2. Rand is back

During the last debate, Rand Paul was the boycotting candidate. He reused to attend after being demoted to the undercard, but this time he’s back at the adult table. Paul is probably the candidate who can draw the most distinctions from the rest of the field, especially on issues of foreign policy. For him, this debate could be his last chance to find a way to remain relevant.

3. Does Cruz attack?

Ted Cruz has emerged as the biggest challenger to Trump, especially in Iowa. But without his foil there, does Cruz bother attacking candidates running farther behind, like Marco Rubio and Jeb Bush? Or does he focus on the positive things about himself, particularly his strongly socially conservative values that could endear him to evangelical voters in Iowa? This is probably the biggest debate of the season for Cruz, because if he doesn’t keep up with Trump in Iowa he faces an even tougher challenge in New Hampshire.



4. Jeb’s last stand

Poor Jeb. Once the clear favorite, Bush has seen the establishment shift its support to Rubio. He’s struggled to articulate his message in debates, and he’s become Donald Trump’s favorite rhetorical punching bag. With so much still up in the air, can Bush salvage his support and ride to victory as the safe choice? Probably not, but if he’s going to, it starts tonight.

5. The circus is in town

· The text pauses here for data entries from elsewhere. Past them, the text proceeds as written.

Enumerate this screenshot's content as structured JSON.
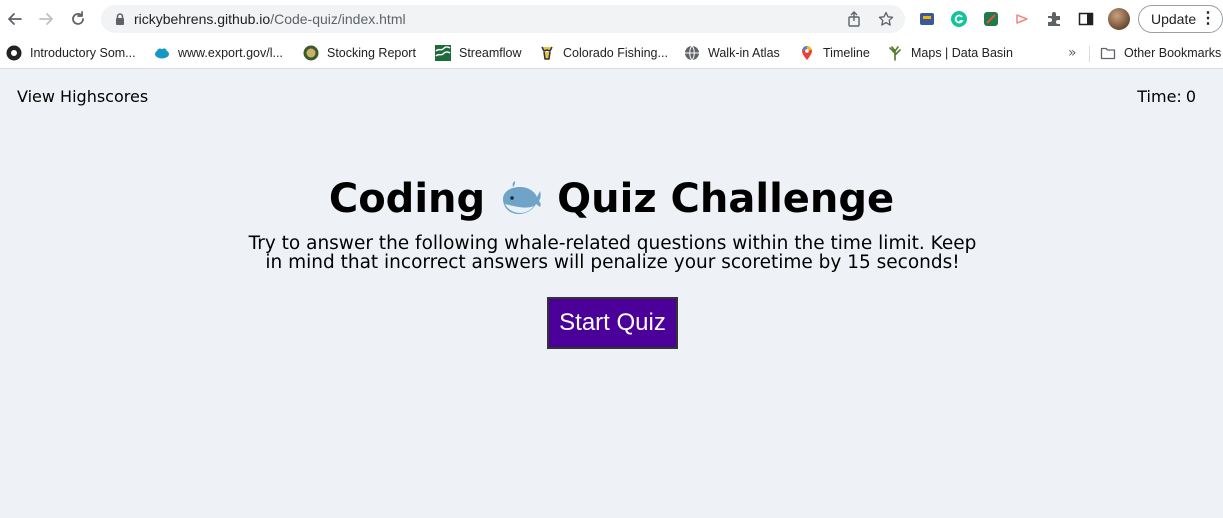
{
  "browser": {
    "url_host": "rickybehrens.github.io",
    "url_path": "/Code-quiz/index.html",
    "update_label": "Update",
    "bookmarks": [
      {
        "label": "Introductory Som..."
      },
      {
        "label": "www.export.gov/l..."
      },
      {
        "label": "Stocking Report"
      },
      {
        "label": "Streamflow"
      },
      {
        "label": "Colorado Fishing..."
      },
      {
        "label": "Walk-in Atlas"
      },
      {
        "label": "Timeline"
      },
      {
        "label": "Maps | Data Basin"
      }
    ],
    "other_bookmarks": "Other Bookmarks",
    "overflow": "»"
  },
  "header": {
    "highscores_label": "View Highscores",
    "timer_label": "Time:",
    "timer_value": "0"
  },
  "main": {
    "title_before": "Coding",
    "title_after": "Quiz Challenge",
    "intro_line1": "Try to answer the following whale-related questions within the time limit. Keep",
    "intro_line2": "in mind that incorrect answers will penalize your scoretime by 15 seconds!",
    "start_label": "Start Quiz"
  },
  "colors": {
    "page_background": "#eef2f6",
    "start_button": "#4b0099"
  }
}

This debate has all the makings of a goat rodeo. Trump’s not there, but he will be on everyone’s mind. Or maybe he will show up as a surprise. Fox News is hosting along with Google, so there will be comments from the Youtube community. Every candidate is going to be doing whatever it takes to get support, so the attacks will likely be frequent and vicious. Recent debates had gotten boring, with the rhetoric and the fights going stale. Don’t expect that tonight.